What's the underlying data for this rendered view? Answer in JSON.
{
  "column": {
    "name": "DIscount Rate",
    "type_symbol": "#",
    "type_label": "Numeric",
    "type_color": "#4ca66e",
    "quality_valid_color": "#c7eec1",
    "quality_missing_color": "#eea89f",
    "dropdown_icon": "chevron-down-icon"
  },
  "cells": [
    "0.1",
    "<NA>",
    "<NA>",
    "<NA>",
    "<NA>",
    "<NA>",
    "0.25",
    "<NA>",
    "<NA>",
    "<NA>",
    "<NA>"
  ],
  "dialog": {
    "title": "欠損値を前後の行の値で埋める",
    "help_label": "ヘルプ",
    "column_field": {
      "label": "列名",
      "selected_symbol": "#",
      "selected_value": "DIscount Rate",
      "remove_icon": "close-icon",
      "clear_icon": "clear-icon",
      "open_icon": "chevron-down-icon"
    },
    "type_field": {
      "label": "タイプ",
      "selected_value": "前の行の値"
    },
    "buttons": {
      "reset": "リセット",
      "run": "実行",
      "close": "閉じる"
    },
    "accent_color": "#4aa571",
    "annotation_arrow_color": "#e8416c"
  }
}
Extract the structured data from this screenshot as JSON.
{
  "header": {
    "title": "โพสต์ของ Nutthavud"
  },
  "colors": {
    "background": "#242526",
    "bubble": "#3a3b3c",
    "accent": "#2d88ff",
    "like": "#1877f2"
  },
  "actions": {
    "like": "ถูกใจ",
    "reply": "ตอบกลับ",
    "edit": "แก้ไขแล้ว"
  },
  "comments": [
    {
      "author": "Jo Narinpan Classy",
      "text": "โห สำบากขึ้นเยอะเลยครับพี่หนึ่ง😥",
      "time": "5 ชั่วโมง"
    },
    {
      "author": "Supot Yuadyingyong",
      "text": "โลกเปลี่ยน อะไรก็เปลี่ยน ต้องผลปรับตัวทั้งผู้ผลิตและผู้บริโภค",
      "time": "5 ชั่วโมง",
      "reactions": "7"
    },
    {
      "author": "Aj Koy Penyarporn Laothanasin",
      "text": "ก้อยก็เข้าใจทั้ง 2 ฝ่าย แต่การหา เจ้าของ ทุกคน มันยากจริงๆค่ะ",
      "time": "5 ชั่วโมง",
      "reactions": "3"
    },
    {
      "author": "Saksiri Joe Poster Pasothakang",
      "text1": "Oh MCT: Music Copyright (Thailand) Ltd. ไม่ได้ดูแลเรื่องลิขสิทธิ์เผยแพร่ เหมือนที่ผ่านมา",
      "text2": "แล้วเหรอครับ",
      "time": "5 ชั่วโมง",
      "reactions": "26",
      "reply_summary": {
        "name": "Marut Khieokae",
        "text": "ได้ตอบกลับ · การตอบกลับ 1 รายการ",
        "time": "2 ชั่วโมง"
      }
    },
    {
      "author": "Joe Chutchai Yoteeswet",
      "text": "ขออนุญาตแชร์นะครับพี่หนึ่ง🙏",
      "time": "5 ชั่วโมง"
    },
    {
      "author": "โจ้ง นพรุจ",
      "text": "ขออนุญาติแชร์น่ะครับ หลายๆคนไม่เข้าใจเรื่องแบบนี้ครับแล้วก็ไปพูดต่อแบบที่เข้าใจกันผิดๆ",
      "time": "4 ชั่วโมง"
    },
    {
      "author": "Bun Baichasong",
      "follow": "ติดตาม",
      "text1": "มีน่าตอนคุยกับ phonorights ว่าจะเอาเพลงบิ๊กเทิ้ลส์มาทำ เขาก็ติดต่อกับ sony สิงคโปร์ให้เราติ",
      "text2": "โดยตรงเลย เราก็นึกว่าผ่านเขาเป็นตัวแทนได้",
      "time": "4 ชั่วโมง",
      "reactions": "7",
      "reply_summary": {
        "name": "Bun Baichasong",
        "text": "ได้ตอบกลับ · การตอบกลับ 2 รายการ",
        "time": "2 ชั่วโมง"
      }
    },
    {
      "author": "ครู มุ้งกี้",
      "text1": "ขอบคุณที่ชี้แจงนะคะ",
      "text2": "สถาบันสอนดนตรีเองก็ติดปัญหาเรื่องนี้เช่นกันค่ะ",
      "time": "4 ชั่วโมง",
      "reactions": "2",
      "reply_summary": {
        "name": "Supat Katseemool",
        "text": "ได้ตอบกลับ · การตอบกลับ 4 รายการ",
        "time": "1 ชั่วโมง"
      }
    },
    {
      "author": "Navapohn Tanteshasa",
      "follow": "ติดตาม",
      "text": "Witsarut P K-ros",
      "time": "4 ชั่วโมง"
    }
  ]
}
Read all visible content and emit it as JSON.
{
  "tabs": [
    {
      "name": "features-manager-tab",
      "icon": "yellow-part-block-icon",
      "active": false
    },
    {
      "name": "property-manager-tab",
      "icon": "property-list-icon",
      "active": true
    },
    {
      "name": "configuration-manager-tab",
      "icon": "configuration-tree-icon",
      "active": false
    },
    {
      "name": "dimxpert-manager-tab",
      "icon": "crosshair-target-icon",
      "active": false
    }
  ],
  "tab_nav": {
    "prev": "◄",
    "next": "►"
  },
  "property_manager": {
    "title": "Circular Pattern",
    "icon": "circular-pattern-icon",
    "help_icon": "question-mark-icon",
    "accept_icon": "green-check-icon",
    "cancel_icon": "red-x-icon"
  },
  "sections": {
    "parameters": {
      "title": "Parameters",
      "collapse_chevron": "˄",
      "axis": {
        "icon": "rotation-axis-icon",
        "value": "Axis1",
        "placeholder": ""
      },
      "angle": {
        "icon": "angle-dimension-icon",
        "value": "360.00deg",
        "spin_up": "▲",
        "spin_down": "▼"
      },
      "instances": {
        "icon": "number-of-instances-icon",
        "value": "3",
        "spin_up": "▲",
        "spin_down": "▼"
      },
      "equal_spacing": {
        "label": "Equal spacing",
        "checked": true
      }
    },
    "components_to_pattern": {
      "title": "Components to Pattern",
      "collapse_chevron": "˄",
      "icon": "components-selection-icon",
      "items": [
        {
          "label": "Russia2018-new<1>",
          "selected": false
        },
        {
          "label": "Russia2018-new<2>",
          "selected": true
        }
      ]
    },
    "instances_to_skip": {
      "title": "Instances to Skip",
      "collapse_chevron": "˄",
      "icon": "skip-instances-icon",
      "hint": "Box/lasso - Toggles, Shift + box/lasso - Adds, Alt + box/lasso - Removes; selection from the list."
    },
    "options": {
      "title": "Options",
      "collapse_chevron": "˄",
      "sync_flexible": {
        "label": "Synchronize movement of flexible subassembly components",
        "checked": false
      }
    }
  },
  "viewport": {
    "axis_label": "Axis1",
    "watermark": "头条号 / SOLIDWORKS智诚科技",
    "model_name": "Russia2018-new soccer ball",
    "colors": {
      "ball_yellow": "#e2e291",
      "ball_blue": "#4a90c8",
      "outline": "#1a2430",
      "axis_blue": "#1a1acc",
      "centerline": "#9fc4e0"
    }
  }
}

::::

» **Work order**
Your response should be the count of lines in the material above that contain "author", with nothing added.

» **Response to this task**
9